Exercise instructions:
Return every entry below exactly as written.

Excerpts from an interface dataset:

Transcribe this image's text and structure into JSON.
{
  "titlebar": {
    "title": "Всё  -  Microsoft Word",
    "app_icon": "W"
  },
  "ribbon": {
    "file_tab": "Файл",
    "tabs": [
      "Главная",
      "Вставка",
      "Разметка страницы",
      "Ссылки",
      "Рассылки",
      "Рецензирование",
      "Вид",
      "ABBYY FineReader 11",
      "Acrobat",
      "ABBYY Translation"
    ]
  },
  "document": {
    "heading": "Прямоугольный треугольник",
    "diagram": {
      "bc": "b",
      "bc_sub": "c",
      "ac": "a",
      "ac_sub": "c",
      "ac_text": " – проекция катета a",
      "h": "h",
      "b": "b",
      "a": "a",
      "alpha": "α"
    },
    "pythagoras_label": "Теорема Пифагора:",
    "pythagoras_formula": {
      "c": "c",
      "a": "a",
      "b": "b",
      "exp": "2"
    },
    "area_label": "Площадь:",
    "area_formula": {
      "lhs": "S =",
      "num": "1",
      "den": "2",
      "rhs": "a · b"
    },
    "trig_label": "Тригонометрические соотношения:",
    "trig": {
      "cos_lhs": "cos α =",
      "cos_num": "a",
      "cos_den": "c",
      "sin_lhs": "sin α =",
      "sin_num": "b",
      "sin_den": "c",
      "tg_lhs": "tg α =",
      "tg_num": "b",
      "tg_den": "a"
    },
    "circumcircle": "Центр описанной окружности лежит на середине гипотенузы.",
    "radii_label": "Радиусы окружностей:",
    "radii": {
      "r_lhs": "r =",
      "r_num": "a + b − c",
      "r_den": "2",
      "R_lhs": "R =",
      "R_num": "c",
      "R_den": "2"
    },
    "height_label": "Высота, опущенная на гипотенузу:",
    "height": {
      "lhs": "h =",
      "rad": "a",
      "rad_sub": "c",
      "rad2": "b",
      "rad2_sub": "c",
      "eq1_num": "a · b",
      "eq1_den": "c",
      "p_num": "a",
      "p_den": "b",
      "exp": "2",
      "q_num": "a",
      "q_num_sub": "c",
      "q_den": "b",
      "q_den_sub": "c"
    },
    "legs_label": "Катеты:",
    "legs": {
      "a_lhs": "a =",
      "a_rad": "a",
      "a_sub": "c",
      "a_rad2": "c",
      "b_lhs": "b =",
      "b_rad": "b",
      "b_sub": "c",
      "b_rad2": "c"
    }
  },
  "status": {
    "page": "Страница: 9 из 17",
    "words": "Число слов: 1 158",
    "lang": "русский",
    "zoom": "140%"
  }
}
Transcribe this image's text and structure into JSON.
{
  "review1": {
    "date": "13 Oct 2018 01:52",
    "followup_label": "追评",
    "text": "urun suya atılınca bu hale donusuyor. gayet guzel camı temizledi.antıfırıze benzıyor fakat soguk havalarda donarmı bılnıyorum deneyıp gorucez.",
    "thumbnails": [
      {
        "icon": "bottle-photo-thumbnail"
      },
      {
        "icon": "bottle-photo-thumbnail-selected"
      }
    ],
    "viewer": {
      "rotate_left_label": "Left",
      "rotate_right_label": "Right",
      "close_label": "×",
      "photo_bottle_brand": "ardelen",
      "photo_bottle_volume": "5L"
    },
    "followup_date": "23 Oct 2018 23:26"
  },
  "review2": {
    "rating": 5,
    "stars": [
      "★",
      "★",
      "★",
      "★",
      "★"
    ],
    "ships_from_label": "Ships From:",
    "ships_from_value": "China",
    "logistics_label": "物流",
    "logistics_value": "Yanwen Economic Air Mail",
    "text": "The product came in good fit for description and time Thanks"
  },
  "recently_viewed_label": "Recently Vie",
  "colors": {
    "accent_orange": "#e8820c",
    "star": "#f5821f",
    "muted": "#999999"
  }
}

Response below:
Transcribe this image's text and structure into JSON.
{
  "titlebar": {
    "title": "Всё  -  Microsoft Word",
    "app_icon": "W"
  },
  "ribbon": {
    "file_tab": "Файл",
    "tabs": [
      "Главная",
      "Вставка",
      "Разметка страницы",
      "Ссылки",
      "Рассылки",
      "Рецензирование",
      "Вид",
      "ABBYY FineReader 11",
      "Acrobat",
      "ABBYY Translation"
    ]
  },
  "document": {
    "heading": "Прямоугольный треугольник",
    "diagram": {
      "bc": "b",
      "bc_sub": "c",
      "ac": "a",
      "ac_sub": "c",
      "ac_text": " – проекция катета a",
      "h": "h",
      "b": "b",
      "a": "a",
      "alpha": "α"
    },
    "pythagoras_label": "Теорема Пифагора:",
    "pythagoras_formula": {
      "c": "c",
      "a": "a",
      "b": "b",
      "exp": "2"
    },
    "area_label": "Площадь:",
    "area_formula": {
      "lhs": "S =",
      "num": "1",
      "den": "2",
      "rhs": "a · b"
    },
    "trig_label": "Тригонометрические соотношения:",
    "trig": {
      "cos_lhs": "cos α =",
      "cos_num": "a",
      "cos_den": "c",
      "sin_lhs": "sin α =",
      "sin_num": "b",
      "sin_den": "c",
      "tg_lhs": "tg α =",
      "tg_num": "b",
      "tg_den": "a"
    },
    "circumcircle": "Центр описанной окружности лежит на середине гипотенузы.",
    "radii_label": "Радиусы окружностей:",
    "radii": {
      "r_lhs": "r =",
      "r_num": "a + b − c",
      "r_den": "2",
      "R_lhs": "R =",
      "R_num": "c",
      "R_den": "2"
    },
    "height_label": "Высота, опущенная на гипотенузу:",
    "height": {
      "lhs": "h =",
      "rad": "a",
      "rad_sub": "c",
      "rad2": "b",
      "rad2_sub": "c",
      "eq1_num": "a · b",
      "eq1_den": "c",
      "p_num": "a",
      "p_den": "b",
      "exp": "2",
      "q_num": "a",
      "q_num_sub": "c",
      "q_den": "b",
      "q_den_sub": "c"
    },
    "legs_label": "Катеты:",
    "legs": {
      "a_lhs": "a =",
      "a_rad": "a",
      "a_sub": "c",
      "a_rad2": "c",
      "b_lhs": "b =",
      "b_rad": "b",
      "b_sub": "c",
      "b_rad2": "c"
    }
  },
  "status": {
    "page": "Страница: 9 из 17",
    "words": "Число слов: 1 158",
    "lang": "русский",
    "zoom": "140%"
  }
}
Transcribe this image's text and structure into JSON.
{
  "review1": {
    "date": "13 Oct 2018 01:52",
    "followup_label": "追评",
    "text": "urun suya atılınca bu hale donusuyor. gayet guzel camı temizledi.antıfırıze benzıyor fakat soguk havalarda donarmı bılnıyorum deneyıp gorucez.",
    "thumbnails": [
      {
        "icon": "bottle-photo-thumbnail"
      },
      {
        "icon": "bottle-photo-thumbnail-selected"
      }
    ],
    "viewer": {
      "rotate_left_label": "Left",
      "rotate_right_label": "Right",
      "close_label": "×",
      "photo_bottle_brand": "ardelen",
      "photo_bottle_volume": "5L"
    },
    "followup_date": "23 Oct 2018 23:26"
  },
  "review2": {
    "rating": 5,
    "stars": [
      "★",
      "★",
      "★",
      "★",
      "★"
    ],
    "ships_from_label": "Ships From:",
    "ships_from_value": "China",
    "logistics_label": "物流",
    "logistics_value": "Yanwen Economic Air Mail",
    "text": "The product came in good fit for description and time Thanks"
  },
  "recently_viewed_label": "Recently Vie",
  "colors": {
    "accent_orange": "#e8820c",
    "star": "#f5821f",
    "muted": "#999999"
  }
}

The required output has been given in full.